*AIM OF THE TASK*
The string "Habitação" appears in some lines of the entries that follow; copy each such line.

*DATA FOR THE TASK*
——————————
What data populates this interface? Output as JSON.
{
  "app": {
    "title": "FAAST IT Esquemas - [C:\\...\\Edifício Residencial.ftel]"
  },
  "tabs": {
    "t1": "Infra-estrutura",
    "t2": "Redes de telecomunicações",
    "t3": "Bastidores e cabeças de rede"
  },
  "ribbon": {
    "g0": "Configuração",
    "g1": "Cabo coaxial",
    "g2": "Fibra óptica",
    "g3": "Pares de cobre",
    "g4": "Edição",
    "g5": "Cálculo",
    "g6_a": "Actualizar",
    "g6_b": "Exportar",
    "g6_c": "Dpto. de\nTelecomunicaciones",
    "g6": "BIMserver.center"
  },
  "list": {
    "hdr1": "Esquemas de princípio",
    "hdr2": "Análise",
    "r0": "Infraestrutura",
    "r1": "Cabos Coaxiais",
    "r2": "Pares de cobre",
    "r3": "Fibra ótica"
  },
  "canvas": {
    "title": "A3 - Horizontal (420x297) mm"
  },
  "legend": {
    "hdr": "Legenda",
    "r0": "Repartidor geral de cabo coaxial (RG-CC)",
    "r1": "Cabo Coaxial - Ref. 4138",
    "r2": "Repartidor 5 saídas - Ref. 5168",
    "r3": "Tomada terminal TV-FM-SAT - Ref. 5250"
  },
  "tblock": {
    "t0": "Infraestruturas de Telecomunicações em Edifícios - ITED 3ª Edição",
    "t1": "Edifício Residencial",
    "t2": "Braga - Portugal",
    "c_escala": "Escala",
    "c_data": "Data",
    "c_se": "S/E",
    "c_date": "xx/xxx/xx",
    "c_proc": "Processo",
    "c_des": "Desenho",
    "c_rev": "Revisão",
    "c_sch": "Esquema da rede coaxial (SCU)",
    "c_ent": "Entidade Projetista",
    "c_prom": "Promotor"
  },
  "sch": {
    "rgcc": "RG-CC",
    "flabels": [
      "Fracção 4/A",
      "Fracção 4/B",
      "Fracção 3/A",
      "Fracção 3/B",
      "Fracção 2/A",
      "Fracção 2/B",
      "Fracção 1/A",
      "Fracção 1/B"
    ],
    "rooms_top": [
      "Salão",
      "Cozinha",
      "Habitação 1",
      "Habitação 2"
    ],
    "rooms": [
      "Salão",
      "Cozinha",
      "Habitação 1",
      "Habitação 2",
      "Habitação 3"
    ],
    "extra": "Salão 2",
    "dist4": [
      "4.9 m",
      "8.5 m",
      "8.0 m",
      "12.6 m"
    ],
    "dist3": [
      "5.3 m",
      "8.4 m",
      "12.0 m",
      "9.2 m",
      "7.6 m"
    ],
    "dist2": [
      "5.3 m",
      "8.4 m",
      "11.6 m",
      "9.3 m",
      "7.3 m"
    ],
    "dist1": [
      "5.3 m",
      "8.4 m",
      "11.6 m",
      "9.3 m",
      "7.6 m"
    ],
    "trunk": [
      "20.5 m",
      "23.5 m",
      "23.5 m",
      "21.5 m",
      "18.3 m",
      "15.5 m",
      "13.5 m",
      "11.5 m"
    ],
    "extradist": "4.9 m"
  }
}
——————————
*ANSWER TO THE PROBLEM*
      "Habitação 1",
      "Habitação 2"
      "Habitação 1",
      "Habitação 2",
      "Habitação 3"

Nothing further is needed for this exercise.